Yellow Dog —by Ben Henick, 21 July 2010

All journal entries

  1. Talking About the Weather
  2. To the Rafters?
  3. Coming of Age with Killer Apps
  4. Race to the Bottom
  5. Meditations on Decay
  6. Net Neutrality, or the Lack Thereof
  7. Three Problems
  8. Post Mortem of a Book Project
  9. The Egg and the Chicken
  10. Yellow Dog
  11. Digging Through the Clutter
  12. Lessons from Mom
  13. Being Careful What You Wish For
  14. Out on a Limb
  15. Beliefs, No. 1
  16. Like a Chimney
  17. Does Not Compute
  18. Past Trends, Future Results
  19. Beyond These Four Walls
  20. Competence, Confidence, and Reality
  21. Anesthesia
  22. King of the Mountain
  23. “A Deer in the Headlights”

Disclaimer: This is definitely self-indulgent. If you don’t like it, read somebody else.

This nook of the Internet is my antidote for Twitter. ©2010 Ben Henick, all rights reserved.

Job, or hell?

Yesterday I happened on two links. (Good grief, I love the Web.) The first is an e-mail alideshow of sorts aimed at the guts of some hypocrite named Spencer, the author’s (erstwhile imaginary) boss. The second is an article in Slate discussing the (un-) desirability of low- to mid-level service jobs.

…And then there’s the story of the flight attendant who on Monday found a spectacular way to say “take this job and shove it” after being verbally assaulted at length by a passenger.

All three pieces are a kick. Reading them in rapid succession, as I did yesterday afternoon, is a kick in the guts. The article about jobs-in-general particularly evoked from me a visceral response.

Rich get richer, poor get poorer

The sense of entitlement to profit that I raised a few days ago is evident in every talk about compensation I’ve heard about, or participated in, in the past several years. It seems to me like the vast majority want labor for the cheapest they can possibly obtain, while remaining content to throw handfuls of money at senior management and holders of equity — even ones who, as it turns out, contribute little or nothing.

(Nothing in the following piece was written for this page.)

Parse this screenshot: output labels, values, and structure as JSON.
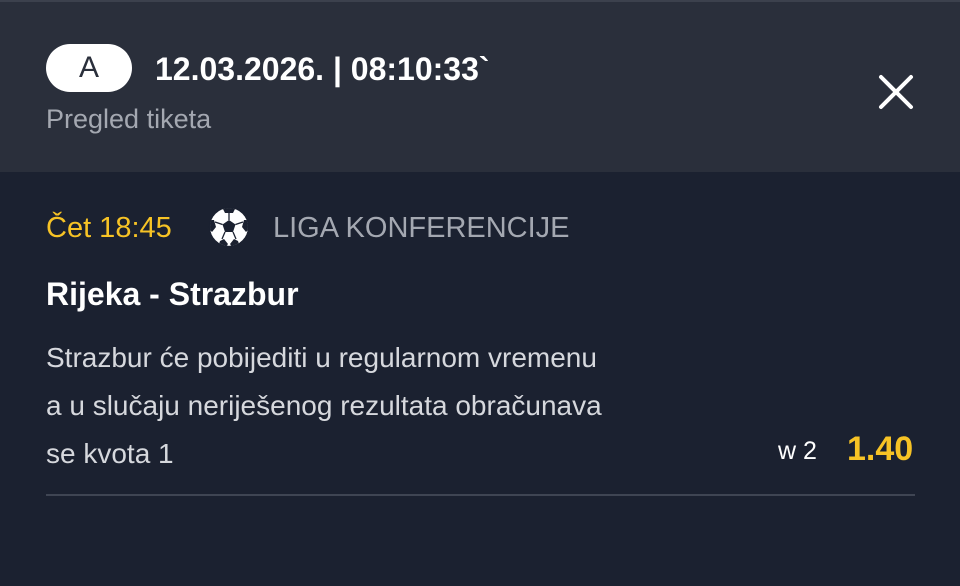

It always seems like the same old story: hire somebody with the basic minimum of proven ability in order to get away with paying them as little as possible, train them up to the minimum needed by the organization, fire the ones who don’t take comfortably to that scheme at the instant they’re identified, and work the others to the bone until they burn out.

I believe that on some level, most people recognize that this is going on. However, I struggle to understand why. It seems axiomatic to me that people who feel valued will work harder, yet the trend moves toward every possible effort to remind people that they’re replaceable and ought to get the best out of things while they can.

Compassion vs. sociopathy

The only fact that adequately explains this prevailing state of affairs is broad, unwitting subscription to the system cobbled together from the amoral rants of a mildly nutty Russian emigré. On balance that would not be so bad, except that like that ethos’ nemeses — Communism and Christianity — “Objectivism” works a hell of a lot better in theory than in practice.

I see two deep flaws with this ethos, deepening my my confusion. First, we can’t all be Howard Roark; lots of us lack the temperament requisite to that outcome. As much to the point, if we all could have and act upon that power, civilization as we know it would rapidly descend into barbarism. One man’s clear thinker is another’s cold-hearted sonofabitch, and the latter type is awfully good at inducing conflict.

Second, human beings possess and act upon compassion compulsively; the ones who habitually refuse or fail to do so are (rightly) called sociopaths. We all recognize that the chain is only as strong as its weakest link, and communities tend to raise the minimum when given the chance. Cutting loose that weak link instead… goes a bit far.

Meritocracy

The happy finish of the labor market’s neo-Nietzchean race to the botom can be found in two virtues that are compatible with all of the belief systems in play: honesty and fidelity.

As it stands, the realities of social (im-) mobility leave some with first-class tickets, and consign the rest to steerage barring both outstanding luck and superlative effort. Furthermore, there are no guarantees that anyone who manages to climb their way out of steerage won’t be shoved back down by some vindictive asshole.

Rewarding honesty and fidelity in the workplace — and penalizing those who lie, cheat, and habitually cover their asses — would go a long way toward making the labor market a better place for everybody.

We have the technological capacity to discover and promote out of steerage quickly the ones who’ve earned it, as a matter of course. We can do the reverse for those who feel most inclined to rest on their laurels. Why don’t we?

Music

Hey Lewis & The News, “Workin’ for a Livin’”
@amazon
@allmusic